OttawaJazzScene.ca presents your independent guide to the 2019 Ottawa Jazz Festival lineup and tickets, with everything in one place.
Read our in-depth analysis of the 2019 Ottawa Jazz Festival, with its slimmed-down schedule and more concerts featuring women and jazz.
Read our list of Ten shows at the 2019 Ottawa Jazz Festival worth hearing.
For an explanation of the smaller lineup and no programming on Monday, June 24 this year, read OttawaJazzScene.ca's story about the festival's large 2018 financial loss.
Friday, June 21 to Monday, July 1, 2019
Pass prices: Gold: $364.47 (sold out), Bronze: $228.87, Youth: $105.70. Day passes and Platinum (reserved seating close to the Main Stage) tickets are also available. All passes are transferable.
Historically, the order of admittance to Ottawa Jazz Festival to inside shows has been individual ticket holders, then Gold pass holders, then Bronze pass holders, then youth pass holders, then volunteers. We have been informed that Bronze pass holders have been denied access to particularly popular indoor shows, despite seats being available.

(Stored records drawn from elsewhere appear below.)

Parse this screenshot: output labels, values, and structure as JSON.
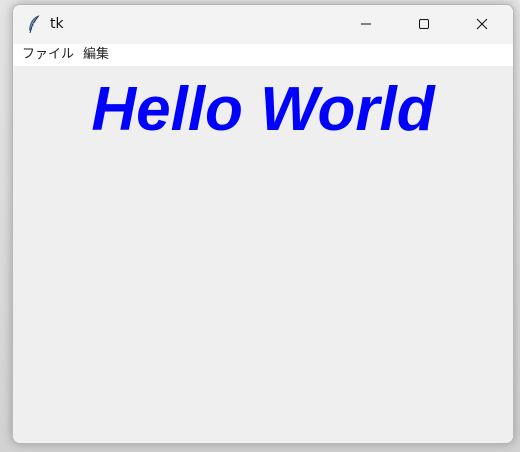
{
  "window": {
    "title": "tk",
    "app_icon": "feather-icon",
    "controls": {
      "minimize_icon": "minimize-icon",
      "maximize_icon": "maximize-icon",
      "close_icon": "close-icon"
    }
  },
  "menubar": {
    "items": [
      {
        "label": "ファイル"
      },
      {
        "label": "編集"
      }
    ]
  },
  "content": {
    "heading": "Hello World",
    "heading_color": "#0000ff"
  }
}
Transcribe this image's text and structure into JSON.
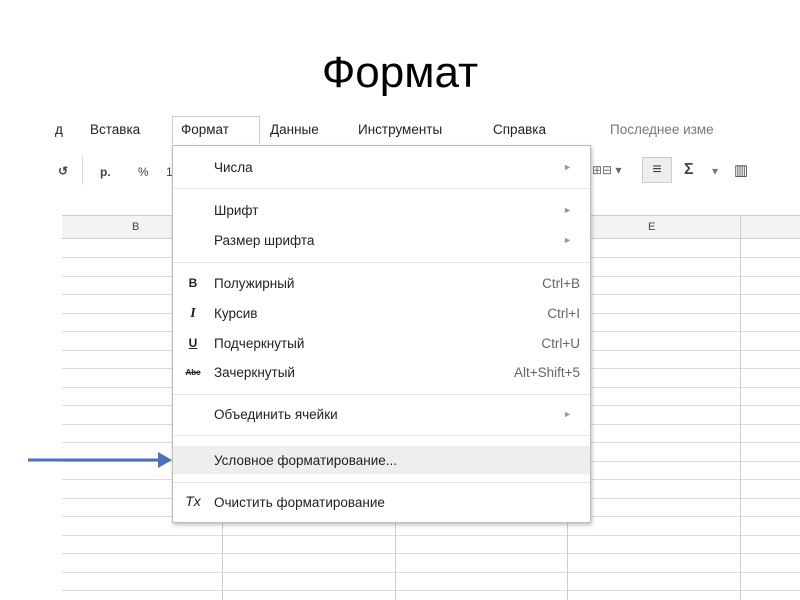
{
  "slide_title": "Формат",
  "menubar": {
    "partial": "д",
    "items": [
      "Вставка",
      "Формат",
      "Данные",
      "Инструменты",
      "Справка"
    ],
    "last_edit": "Последнее изме"
  },
  "toolbar": {
    "currency": "р.",
    "percent": "%",
    "decimals": "1",
    "sigma": "Σ"
  },
  "columns": [
    "B",
    "E"
  ],
  "menu": {
    "numbers": "Числа",
    "font": "Шрифт",
    "font_size": "Размер шрифта",
    "bold": {
      "icon": "B",
      "label": "Полужирный",
      "shortcut": "Ctrl+B"
    },
    "italic": {
      "icon": "I",
      "label": "Курсив",
      "shortcut": "Ctrl+I"
    },
    "underline": {
      "icon": "U",
      "label": "Подчеркнутый",
      "shortcut": "Ctrl+U"
    },
    "strike": {
      "icon": "Abc",
      "label": "Зачеркнутый",
      "shortcut": "Alt+Shift+5"
    },
    "merge": "Объединить ячейки",
    "conditional": "Условное форматирование...",
    "clear": {
      "icon": "Tx",
      "label": "Очистить форматирование"
    }
  },
  "colors": {
    "arrow": "#4a72b8"
  }
}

Tickets for individual indoor shows, or outdoor shows in one day are also available. There is an extra charge for tickets purchased the day of the show.
Since the early 20th century, Paris has been a crossroads of jazz.
Paris was where black American jazz musicians were fully appreciated for their talent. Paris was where Django Reinhardt and Stéphane Grappelli formed the Quintette of the Hot Club of France. Paris was where French composers such as Michel Legrand and musicians such as Maurice Chevalier and Charles Aznavour gave a French twist to jazz.
On Friday, Ottawa vocalist Nicole Ratté and her quartet will explore that legacy in song at GigSpace.
It's a daunting task, given the number of jazz musicians and composers who have links to France: Ratté said her biggest problem has been paring her set list down to size.
“I want to illustrate with my show a bit of the history of the development of jazz in France,” she says, “while featuring songs that are so important in the jazz repertoire today that were born in France, and linking it to the artists that performed in France – a whole pile of jazz artists and lots of jazz vocalists who went to France. And also the French artists who went into jazz or who influenced jazz. And even linking some songs to one of the first singers in the 1920, 1930s [up] to today – who's singing these songs.”
“At the same time, I want the show to be lively, good for the heart, and interesting. Also the pacing is important for me, the balance between the ballads and fast, all sorts of tempos, so I try to balance everything, to be careful about the era – I don't want to stay just in one era. I want to go through the different decades of music.”
Feeling down? Feeling exhausted? Molly Johnson wants to get you back up on your feet and energized and working to make this world better. It's a theme that permeates her latest album, Meaning to Tell Ya.
“You know that you're strong enough / you don't have to wait out in the cold”, the JUNO-winning jazz vocalist sings in one of the album's tunes. In another, “Together we can turn our world around, turn it upside down.”
It's a message she'll be delivering – with a strong groove and infectiously happy melodies – in Ottawa on March 1, her first concert here in three years.
Johnson says that the “main job of an artist is to inspire, provoke, all kinds of stuff”, and it's an approach she says she's been taking since her punk days in the 1980s.
“Writers tend to to do that, I think. I think writers tend to write in themes. My lyrics have always been about hope and change.”
She doesn't pretend that changing things is an easy job – “We've got to talk about love, we've got to talk about age. That's just not easy. Have you ever talked about love with a man who really doesn't want to talk about it? Have you ever talked to a politician?”
And, although she herself has stepped up many times to make a difference, she's not writing about herself on this album. The message in her songs that people can step up and do things is “coming from the people themselves. I'm just reflecting it back at you.”